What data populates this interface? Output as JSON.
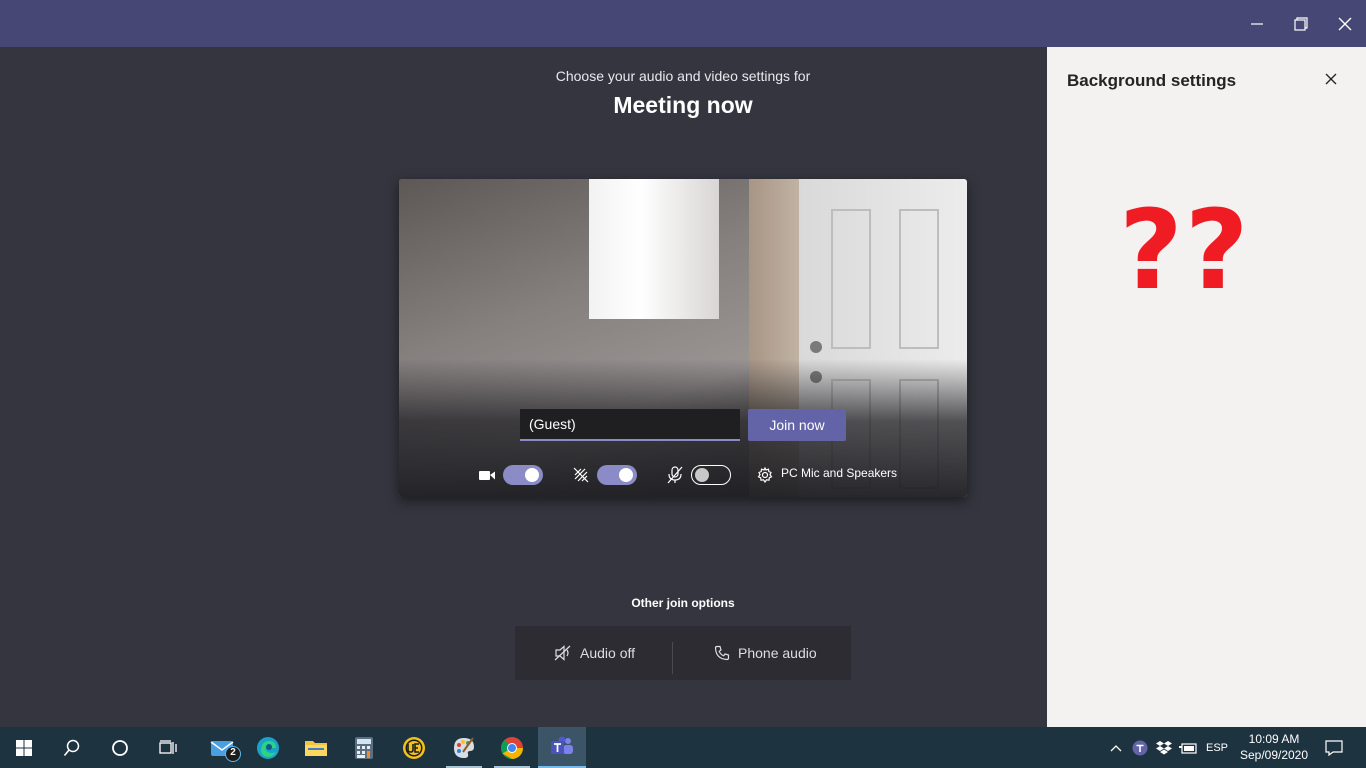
{
  "main": {
    "subtitle": "Choose your audio and video settings for",
    "meeting_title": "Meeting now",
    "name_input_value": "(Guest)",
    "join_label": "Join now",
    "camera_on": true,
    "blur_on": true,
    "mic_on": false,
    "device_label": "PC Mic and Speakers",
    "other_options_label": "Other join options",
    "audio_off_label": "Audio off",
    "phone_audio_label": "Phone audio"
  },
  "side_panel": {
    "title": "Background settings",
    "annotation": "??",
    "annotation_color": "#ef1c24"
  },
  "taskbar": {
    "mail_badge": "2",
    "language": "ESP",
    "time": "10:09 AM",
    "date": "Sep/09/2020"
  },
  "colors": {
    "titlebar": "#464775",
    "accent": "#6264a7",
    "toggle_on": "#8b8cc7",
    "main_bg": "#35353f",
    "taskbar": "#1e3340"
  }
}
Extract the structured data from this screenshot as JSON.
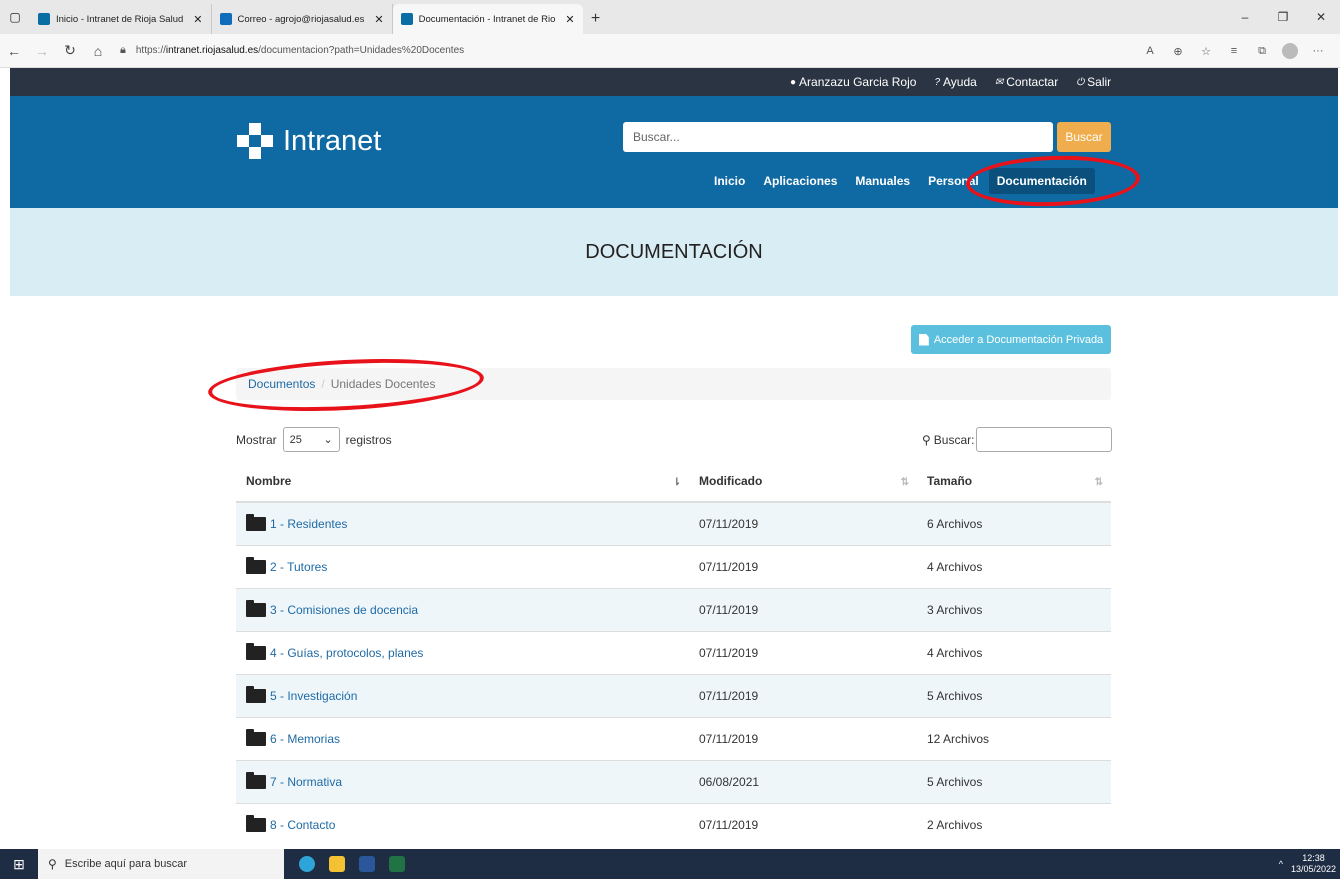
{
  "browser": {
    "tabs": [
      {
        "title": "Inicio - Intranet de Rioja Salud"
      },
      {
        "title": "Correo - agrojo@riojasalud.es"
      },
      {
        "title": "Documentación - Intranet de Rio"
      }
    ],
    "url_prefix": "https://",
    "url_host": "intranet.riojasalud.es",
    "url_path": "/documentacion?path=Unidades%20Docentes"
  },
  "topbar": {
    "user": "Aranzazu Garcia Rojo",
    "help": "Ayuda",
    "contact": "Contactar",
    "logout": "Salir"
  },
  "header": {
    "logo_text": "Intranet",
    "search_placeholder": "Buscar...",
    "search_button": "Buscar",
    "nav": [
      "Inicio",
      "Aplicaciones",
      "Manuales",
      "Personal",
      "Documentación"
    ]
  },
  "page": {
    "title": "DOCUMENTACIÓN",
    "private_button": "Acceder a Documentación Privada",
    "breadcrumb": {
      "root": "Documentos",
      "separator": "/",
      "current": "Unidades Docentes"
    },
    "show_label": "Mostrar",
    "show_value": "25",
    "records_label": "registros",
    "filter_label": "Buscar:"
  },
  "table": {
    "headers": [
      "Nombre",
      "Modificado",
      "Tamaño"
    ],
    "rows": [
      {
        "name": "1 - Residentes",
        "modified": "07/11/2019",
        "size": "6 Archivos"
      },
      {
        "name": "2 - Tutores",
        "modified": "07/11/2019",
        "size": "4 Archivos"
      },
      {
        "name": "3 - Comisiones de docencia",
        "modified": "07/11/2019",
        "size": "3 Archivos"
      },
      {
        "name": "4 - Guías, protocolos, planes",
        "modified": "07/11/2019",
        "size": "4 Archivos"
      },
      {
        "name": "5 - Investigación",
        "modified": "07/11/2019",
        "size": "5 Archivos"
      },
      {
        "name": "6 - Memorias",
        "modified": "07/11/2019",
        "size": "12 Archivos"
      },
      {
        "name": "7 - Normativa",
        "modified": "06/08/2021",
        "size": "5 Archivos"
      },
      {
        "name": "8 - Contacto",
        "modified": "07/11/2019",
        "size": "2 Archivos"
      }
    ]
  },
  "taskbar": {
    "search_placeholder": "Escribe aquí para buscar",
    "time": "12:38",
    "date": "13/05/2022"
  },
  "colors": {
    "header_blue": "#0f69a3",
    "topbar": "#2b3442",
    "search_button": "#f0ad4e",
    "private_button": "#5bc0de",
    "annotation_ring": "#e8121b"
  }
}
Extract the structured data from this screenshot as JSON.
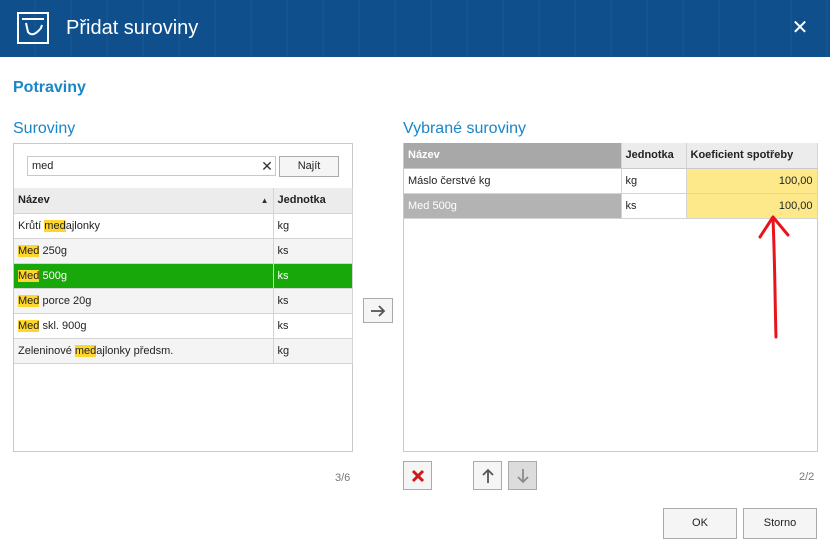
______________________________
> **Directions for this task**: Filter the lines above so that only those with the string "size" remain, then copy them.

> **Answer space**:
        "size": "6 Archivos"
        "size": "4 Archivos"
        "size": "3 Archivos"
        "size": "4 Archivos"
        "size": "5 Archivos"
        "size": "12 Archivos"
        "size": "5 Archivos"
        "size": "2 Archivos"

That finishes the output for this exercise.